"Buenos dias", "buenas noches" -- this was the first words in a foreign language I heard in my life, as a three-year old boy growing up in developing post-war Western Germany, where the first gastarbeiters had arrived from Spain. Fascinated by the strange sounds, I tried to get to know some more languages, the only opportunity being TV courses of English and French -- there was no foreign language education for pre-teen school children in Germany yet in those days. Read more
To find some answers Tim Machan explores the language's present and past, and looks ahead to its futures among the one and a half billion people who speak it. His search is fascinating and important, for definitions of English have influenced education and law in many countries and helped shape the identities of those who live in them.
This volume provides a new perspective on the evolution of the special language of medicine, based on the electronic corpus of Early Modern English Medical Texts, containing over two million words of medical writing from 1500 to 1700.
Konjugationsklassenwandel [Conjugation class change]
Prinzipien des Ab-, Um- und Ausbaus verbalflexivischer Allomorphie in germanischen Sprachen
Conjugation classes, e.g. strong verbs with change of vowel versus weak
verbs with a t-suffix to express tense represent formal differentiations
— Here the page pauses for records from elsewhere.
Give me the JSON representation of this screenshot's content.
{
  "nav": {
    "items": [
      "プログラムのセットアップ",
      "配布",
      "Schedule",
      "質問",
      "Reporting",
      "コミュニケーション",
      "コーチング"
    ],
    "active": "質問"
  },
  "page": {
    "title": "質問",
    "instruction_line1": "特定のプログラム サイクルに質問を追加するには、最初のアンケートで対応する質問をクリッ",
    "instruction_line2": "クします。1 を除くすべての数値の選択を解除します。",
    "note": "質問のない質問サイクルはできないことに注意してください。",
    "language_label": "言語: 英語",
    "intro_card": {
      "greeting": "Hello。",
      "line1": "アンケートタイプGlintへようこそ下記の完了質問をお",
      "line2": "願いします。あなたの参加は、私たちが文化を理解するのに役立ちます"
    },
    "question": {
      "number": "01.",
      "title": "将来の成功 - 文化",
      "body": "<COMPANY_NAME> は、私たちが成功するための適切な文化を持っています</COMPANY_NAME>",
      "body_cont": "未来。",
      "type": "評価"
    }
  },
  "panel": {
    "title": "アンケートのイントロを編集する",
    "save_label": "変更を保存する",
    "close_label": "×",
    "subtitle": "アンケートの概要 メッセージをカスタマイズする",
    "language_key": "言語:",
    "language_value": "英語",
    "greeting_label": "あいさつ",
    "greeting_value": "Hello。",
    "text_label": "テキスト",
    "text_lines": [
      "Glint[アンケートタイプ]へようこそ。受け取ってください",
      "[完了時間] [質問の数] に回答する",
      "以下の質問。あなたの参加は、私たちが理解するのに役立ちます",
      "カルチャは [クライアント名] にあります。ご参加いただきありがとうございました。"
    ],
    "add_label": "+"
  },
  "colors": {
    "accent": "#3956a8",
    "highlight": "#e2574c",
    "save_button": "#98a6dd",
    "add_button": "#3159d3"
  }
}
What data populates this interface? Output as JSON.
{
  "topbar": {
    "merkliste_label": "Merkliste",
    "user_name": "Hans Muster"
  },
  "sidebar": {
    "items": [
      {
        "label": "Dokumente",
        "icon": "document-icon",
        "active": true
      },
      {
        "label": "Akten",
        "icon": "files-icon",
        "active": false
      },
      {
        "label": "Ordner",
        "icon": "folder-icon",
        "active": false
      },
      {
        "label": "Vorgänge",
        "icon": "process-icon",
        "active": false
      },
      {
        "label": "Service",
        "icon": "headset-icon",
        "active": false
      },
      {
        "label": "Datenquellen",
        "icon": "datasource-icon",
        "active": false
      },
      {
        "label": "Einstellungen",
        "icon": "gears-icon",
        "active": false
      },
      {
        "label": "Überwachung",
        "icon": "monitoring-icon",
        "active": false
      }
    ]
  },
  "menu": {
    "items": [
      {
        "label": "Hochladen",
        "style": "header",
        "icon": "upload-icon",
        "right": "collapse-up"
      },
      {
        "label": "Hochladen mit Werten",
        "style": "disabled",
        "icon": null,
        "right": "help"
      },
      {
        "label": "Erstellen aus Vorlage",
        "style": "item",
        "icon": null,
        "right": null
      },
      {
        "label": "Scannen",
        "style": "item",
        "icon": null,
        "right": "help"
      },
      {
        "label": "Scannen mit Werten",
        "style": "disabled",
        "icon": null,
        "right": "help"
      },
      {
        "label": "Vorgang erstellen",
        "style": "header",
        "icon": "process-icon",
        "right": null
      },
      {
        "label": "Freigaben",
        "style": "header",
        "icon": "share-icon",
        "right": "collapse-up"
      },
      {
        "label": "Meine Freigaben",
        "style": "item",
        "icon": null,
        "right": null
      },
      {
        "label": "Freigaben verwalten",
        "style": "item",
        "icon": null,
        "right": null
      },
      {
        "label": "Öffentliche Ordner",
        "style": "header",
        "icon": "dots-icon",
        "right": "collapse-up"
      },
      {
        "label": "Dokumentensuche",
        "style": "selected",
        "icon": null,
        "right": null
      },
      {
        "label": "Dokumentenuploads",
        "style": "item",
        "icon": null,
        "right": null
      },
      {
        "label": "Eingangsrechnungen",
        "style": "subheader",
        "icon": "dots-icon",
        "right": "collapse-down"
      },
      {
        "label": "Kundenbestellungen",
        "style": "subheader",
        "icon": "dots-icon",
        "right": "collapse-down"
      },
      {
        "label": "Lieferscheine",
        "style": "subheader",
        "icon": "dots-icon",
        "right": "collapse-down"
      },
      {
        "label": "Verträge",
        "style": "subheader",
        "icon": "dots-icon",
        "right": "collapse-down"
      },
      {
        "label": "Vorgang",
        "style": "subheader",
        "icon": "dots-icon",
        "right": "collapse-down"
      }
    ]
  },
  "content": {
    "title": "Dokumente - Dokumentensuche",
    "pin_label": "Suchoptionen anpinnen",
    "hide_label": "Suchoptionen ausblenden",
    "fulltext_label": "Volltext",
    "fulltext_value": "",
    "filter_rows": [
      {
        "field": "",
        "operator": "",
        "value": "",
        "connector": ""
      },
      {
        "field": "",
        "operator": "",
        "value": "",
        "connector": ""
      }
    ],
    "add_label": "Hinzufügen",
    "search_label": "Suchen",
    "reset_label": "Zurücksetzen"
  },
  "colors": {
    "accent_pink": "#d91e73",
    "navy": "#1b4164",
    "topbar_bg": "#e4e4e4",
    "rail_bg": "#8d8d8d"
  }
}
without functional equivalent. Thus, at first glance, they appear to
complicate the language system. This study shows that conjugation classes
by no means must be necessarily downgraded in the history of Germanic
languages but rather maintained and reorganized. On the other hand it shows
that their change is not arbitrary but steered by principles, e.g. linked
functionally to grammatical categories such as tense.